WORK INSTRUCTIONS
Report every line below that carries the word "JSON".

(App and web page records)
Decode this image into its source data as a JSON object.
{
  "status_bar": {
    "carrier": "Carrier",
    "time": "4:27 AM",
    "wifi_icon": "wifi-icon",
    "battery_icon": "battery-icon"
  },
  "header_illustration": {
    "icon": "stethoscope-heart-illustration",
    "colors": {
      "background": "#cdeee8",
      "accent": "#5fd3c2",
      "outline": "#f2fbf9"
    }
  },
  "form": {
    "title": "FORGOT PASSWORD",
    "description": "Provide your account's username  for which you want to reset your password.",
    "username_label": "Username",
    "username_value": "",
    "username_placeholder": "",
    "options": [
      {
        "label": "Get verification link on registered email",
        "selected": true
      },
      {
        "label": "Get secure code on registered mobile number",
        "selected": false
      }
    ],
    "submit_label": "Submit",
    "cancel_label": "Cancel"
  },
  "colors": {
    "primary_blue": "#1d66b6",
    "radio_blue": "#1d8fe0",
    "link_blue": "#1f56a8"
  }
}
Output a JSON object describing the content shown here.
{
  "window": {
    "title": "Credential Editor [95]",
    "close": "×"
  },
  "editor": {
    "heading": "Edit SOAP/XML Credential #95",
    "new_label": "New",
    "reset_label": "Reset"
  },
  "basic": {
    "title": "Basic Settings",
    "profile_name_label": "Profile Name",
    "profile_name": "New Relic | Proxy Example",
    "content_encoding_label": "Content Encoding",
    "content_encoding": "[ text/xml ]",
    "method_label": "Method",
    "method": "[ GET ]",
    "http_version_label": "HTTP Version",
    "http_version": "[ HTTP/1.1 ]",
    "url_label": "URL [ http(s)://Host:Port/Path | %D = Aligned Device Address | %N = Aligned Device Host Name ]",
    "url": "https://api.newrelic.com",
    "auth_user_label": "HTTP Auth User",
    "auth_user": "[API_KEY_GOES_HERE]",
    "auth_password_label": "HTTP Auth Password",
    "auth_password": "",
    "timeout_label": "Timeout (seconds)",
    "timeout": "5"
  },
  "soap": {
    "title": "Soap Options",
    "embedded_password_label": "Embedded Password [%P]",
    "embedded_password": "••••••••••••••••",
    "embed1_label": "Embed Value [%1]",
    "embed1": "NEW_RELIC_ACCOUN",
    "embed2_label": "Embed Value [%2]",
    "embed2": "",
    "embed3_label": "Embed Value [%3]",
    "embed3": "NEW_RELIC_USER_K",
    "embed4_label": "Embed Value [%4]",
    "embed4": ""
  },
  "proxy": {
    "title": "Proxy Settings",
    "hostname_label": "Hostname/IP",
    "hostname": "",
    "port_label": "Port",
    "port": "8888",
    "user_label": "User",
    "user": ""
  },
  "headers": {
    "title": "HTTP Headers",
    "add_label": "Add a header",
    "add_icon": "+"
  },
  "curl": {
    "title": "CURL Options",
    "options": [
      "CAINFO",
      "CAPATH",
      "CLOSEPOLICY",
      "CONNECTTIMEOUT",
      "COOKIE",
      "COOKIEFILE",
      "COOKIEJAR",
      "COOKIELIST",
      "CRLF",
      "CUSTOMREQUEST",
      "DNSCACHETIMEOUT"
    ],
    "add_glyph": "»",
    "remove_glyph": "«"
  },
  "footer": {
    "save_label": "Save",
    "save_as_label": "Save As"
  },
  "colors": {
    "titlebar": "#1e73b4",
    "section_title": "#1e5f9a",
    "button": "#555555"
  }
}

YOUR RESPONSE
Decode this image into its source data as a JSON object.
Output a JSON object describing the content shown here.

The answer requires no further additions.